I nodded my head but kept my face just over the drawer. A tiny crack had appeared on the top, wrapping around to the bottom where the dragon had nearly gotten all the way through. I wanted to help the poor thing, but I remembered what they said about chickens and how helping them makes them stupid or something.
Jenny bounced up and down. “What we gonna name it, Steve?”
I proudly announced, “I’m still a fan of Traveller. Ain’t no better name for a worthy steed.”
Jenny snorted. “You don’t know if it’s even gonna be the kind of dragon you can ride, stupid. It might not even get that big. And what if it’s intelligent? What if it can learn to read and write like a person can? I think we should name it Alex. That way, we don’t have to know whether it’s a girl or a boy.” She seemed resolute as she sat, eyeing her side of the egg.
“You’ve got a point.”
I hushed quickly, though, seeing a spindly claw break out one end of the egg. It retracted quickly, another black claw shooting out the opposite side. The dragon kept poking a claw out, all around the egg, as if perforating the sides to break out all at once.
“Here it comes!” Jenny squealed. “Our very own baby dragon!”
The top of the egg burst to pieces as it popped off, eight spindly legs that we’d mistaken for wings expanding from a hissing, black head of a spider.
I screamed and backed up, Jenny scooting away so quickly that she probably got carpet burn.
“Kill it!” she screamed, “Kill it!”
I gulped as I looked at the spider, in the dresser next to my bed, and wondered if I could make it past the creature to get the pistol under my pillow. I sat and screamed, unable to get myself to move past the hissing, crackling bug.
Jenny, however, was smart. She got up and left the room, grabbing two of our hunting rifles and a box of ammo from the gun cabinet in the hallway. She tossed me a cartridge and pulled the bolt on her own, shoving in a bullet.
It didn’t take long before Jenny shot it. I soon took a turn, then she shot once more. The dogs were howling and the spider was screeching in this high pitched wail, its legs wiggling all around creepily as bullets splattered its nasty blood all over the place. We kept shooting and shooting, not stopping until long after the spider had stopped screaming.
When the box was out of ammo, we sighed and dropped to the floor. I wiped the sweat from my forehead, my breathing becoming steadier.
After a few seconds of sitting still, I looked at the dresser drawer full of giant spider parts. “Who the Hell, Jenny dear, would want a giant spider? What the Hell was a spider egg doing in that truck?”
Jenny shook her head and swallowed. It took her a few moments before she answered, “Those sneaky bastards dressed that egg up all pretty and made us think it was a dragon! It’s not even sensible, not even morally right to do something so downright sneaky!” She wiped off her face and let her gun down.

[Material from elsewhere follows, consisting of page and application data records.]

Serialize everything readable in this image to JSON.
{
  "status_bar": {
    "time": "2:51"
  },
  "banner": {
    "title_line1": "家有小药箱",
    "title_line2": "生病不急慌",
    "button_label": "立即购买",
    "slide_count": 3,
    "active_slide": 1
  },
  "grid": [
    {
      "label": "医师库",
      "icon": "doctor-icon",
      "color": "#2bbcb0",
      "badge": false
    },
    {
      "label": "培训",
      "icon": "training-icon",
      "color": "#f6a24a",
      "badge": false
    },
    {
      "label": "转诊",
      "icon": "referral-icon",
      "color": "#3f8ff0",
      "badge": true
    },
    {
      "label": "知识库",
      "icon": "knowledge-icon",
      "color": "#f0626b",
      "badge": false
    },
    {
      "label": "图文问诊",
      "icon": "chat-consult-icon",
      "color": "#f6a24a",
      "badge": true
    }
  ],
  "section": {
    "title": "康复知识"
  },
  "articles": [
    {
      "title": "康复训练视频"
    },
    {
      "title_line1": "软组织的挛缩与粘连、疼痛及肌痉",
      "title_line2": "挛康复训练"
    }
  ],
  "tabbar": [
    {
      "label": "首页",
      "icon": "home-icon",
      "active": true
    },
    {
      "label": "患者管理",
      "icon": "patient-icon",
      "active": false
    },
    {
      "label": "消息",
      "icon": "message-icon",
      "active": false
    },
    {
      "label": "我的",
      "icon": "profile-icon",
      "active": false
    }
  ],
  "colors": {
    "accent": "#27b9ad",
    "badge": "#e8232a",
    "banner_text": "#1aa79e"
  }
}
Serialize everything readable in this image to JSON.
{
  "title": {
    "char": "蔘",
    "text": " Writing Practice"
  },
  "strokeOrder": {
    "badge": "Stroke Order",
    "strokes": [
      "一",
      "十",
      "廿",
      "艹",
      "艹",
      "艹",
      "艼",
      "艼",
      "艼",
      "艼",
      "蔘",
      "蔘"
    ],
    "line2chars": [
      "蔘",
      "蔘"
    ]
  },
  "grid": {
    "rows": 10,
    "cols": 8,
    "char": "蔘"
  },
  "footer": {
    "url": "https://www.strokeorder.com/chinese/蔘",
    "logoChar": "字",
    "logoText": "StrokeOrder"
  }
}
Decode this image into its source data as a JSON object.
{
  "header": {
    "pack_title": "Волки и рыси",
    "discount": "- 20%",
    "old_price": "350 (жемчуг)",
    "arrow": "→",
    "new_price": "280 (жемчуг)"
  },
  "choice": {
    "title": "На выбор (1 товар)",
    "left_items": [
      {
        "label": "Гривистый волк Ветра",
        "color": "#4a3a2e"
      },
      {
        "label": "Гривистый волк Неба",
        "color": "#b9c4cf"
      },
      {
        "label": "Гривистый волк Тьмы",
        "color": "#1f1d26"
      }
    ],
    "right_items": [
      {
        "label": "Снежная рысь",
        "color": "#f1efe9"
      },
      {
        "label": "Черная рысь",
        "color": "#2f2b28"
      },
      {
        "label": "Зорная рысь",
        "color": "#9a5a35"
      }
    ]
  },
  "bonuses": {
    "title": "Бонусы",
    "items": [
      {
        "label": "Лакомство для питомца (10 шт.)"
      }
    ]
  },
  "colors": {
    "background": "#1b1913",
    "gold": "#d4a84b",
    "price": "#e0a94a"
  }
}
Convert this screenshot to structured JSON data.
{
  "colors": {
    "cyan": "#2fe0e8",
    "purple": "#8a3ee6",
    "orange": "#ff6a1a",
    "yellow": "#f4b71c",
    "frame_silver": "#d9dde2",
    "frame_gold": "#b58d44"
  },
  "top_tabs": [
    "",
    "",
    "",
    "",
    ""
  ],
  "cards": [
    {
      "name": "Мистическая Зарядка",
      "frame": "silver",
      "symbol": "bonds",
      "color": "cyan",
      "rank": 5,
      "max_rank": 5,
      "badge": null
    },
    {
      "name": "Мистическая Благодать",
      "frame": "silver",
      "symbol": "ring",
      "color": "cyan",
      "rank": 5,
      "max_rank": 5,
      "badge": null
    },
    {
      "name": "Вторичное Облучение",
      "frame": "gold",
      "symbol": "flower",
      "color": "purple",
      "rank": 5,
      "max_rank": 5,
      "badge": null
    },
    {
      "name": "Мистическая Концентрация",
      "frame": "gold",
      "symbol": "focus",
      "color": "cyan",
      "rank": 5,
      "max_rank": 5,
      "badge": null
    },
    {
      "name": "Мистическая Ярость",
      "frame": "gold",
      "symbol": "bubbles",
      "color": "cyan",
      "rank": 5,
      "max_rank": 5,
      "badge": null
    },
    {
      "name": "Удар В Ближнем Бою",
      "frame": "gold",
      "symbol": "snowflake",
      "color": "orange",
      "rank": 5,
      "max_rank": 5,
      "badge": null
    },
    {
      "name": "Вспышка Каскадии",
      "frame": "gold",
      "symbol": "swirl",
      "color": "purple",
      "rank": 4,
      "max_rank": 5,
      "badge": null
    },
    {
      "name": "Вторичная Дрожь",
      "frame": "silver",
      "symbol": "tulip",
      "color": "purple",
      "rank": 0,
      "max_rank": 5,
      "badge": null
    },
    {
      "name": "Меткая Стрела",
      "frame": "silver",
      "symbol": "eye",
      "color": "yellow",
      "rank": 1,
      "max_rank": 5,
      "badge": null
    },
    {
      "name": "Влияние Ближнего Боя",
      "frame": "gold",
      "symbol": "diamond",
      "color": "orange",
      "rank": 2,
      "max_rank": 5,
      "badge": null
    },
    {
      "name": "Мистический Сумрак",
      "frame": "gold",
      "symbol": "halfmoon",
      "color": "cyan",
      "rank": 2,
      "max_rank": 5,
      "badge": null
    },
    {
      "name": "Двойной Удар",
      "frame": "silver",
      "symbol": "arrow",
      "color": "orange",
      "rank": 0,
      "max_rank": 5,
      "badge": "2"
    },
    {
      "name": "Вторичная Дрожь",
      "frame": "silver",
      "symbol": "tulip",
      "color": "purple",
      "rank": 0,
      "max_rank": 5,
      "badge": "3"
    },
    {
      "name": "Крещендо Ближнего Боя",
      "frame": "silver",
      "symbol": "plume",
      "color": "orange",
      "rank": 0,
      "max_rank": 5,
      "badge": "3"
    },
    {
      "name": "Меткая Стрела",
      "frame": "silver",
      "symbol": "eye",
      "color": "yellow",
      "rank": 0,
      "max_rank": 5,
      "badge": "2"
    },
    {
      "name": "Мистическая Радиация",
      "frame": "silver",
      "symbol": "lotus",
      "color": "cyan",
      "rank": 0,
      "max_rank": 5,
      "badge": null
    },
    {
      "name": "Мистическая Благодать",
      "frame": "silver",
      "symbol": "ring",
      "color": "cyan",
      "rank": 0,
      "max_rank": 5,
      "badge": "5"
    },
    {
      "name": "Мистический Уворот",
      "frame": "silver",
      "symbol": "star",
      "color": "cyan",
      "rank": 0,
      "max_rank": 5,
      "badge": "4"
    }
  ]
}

“What we gonna do, Jenny? Reckon we ort ta burn the house down? I ain’t sleeping in here no more.”
She shook her head. “I dunno. One thing’s for sure, though: you cain’t never trust a Yank.”
I nodded in sincere agreement, standing up and offering a hand to help Jenny. “Amen. Let’s go get the gasoline and torch this joint.”